What is Economics Challenge?
In the Minnesota Economics Challenge, teams of students representing high schools from across the state compete in a series of challenging tests of their economic understanding and reasoning abilities. Participants compete in both individual and team categories.
What topics are in the Challenge?
The Economics Challenge tests student understanding and reasoning in three areas of economics: microeconomics, macroeconomics, and international economics/current events.
Who is eligible to compete?
All high school students are eligible. No formal course in economics is required, but students must participate during the year in a course that contains economics content.
Students enrolled in a PSEO Economics class are not eligible to compete.
How does the Economics Challenge work?
Teachers register online to form teams of 4 students. These teams will then compete at a Regional Challenge competition or in the online division if they are unable to attend an in-person competition. At Regional Challenges, teams will complete three tests in each of the focus areas; each test has 15 multiple choice questions, and students will be able to collaborate on the International Economics test. Top scoring teams will then face off in a Quiz Bowl round to determine the division champion.
Winners from each Regional Challenge and the online division will advance to the State Competition held at the Federal Reserve Bank of Minneapolis in April.
What do the different divisions mean?

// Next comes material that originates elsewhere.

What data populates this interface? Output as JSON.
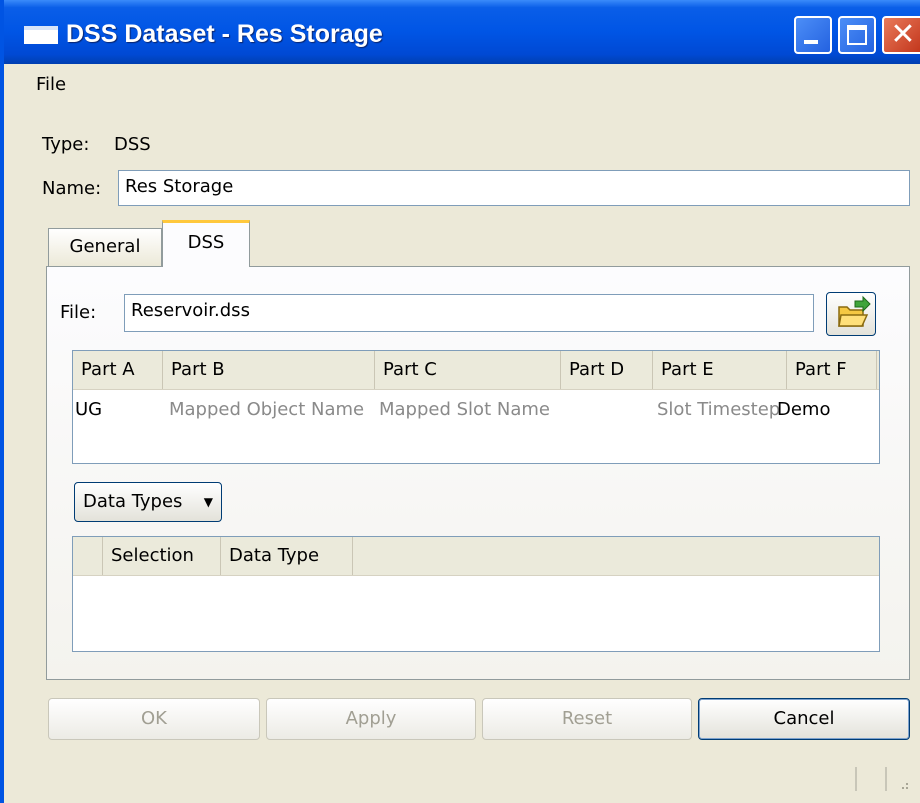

The Minnesota Economics Challenge has three divisions that schools can compete in to allow students of different abilities and backgrounds to participate. Each division is named for a famous economist, and corresponds to the size of the school and/or rigor of the economics program:
- Adam Smith Division: Teams are composed of students currently or previously enrolled in an AP, IB, Honors, or other advanced course in economics
- David Ricardo Division: Teams are composed of student currently or previously enrolled in a general/introductory economics or personal finance course (including economic concepts). Students may only compete in this division once; returning David Ricardo students must compete in the Adam Smith Division.
- Joan Robinson Division: Teams are composed of students attending a school with enrollment under 600 students. These teams may not advance past the state competition due to National rules.
How much does is cost to participate?
There is no registration or entry fee to participate in the Economics Challenge, however all teams need to invest time and commitment to prepare for the competition. Qualifying teams will be responsible for transportation costs to and from the state competition in Minneapolis.
When and where is the 2019 Economics Challenge?
Regional competitions for the Economics Challenge take place all over the state and online.
- Urban Regional Challenge (Invitation Only), March 13 at the Federal Reserve in Minneapolis
- Twin Cities Regional Challenge, March 14 at Saint Thomas University in Saint Paul
- Great Plains Regional Challenge, March 19 at Minnesota State University-Moorhead in Moorhead
- North Dakota Regional Challenge, March 19 at Minnesota State University-Moorhead in Moorhead
- Duluth Regional Challenge, March 20 at the College of St. Scholastica in Duluth
- Heartland Regional Challenge, March 22 at St. Cloud State University in St. Cloud
The State Competition is on April 3, 2019 at the Federal Reserve Bank of Minneapolis. The winning teams will participate in the written National Semi-Final exams at their school for a chance to compete in New York City at the 2019 National Economics Challenge, May 18-20. Only four teams will advance to compete at the National Economics Challenge.
How can we prepare for the tests or Quiz Bowl?
Practice tests and sample quiz bowl questions can be found at the Economics Challenge Resources page on our website.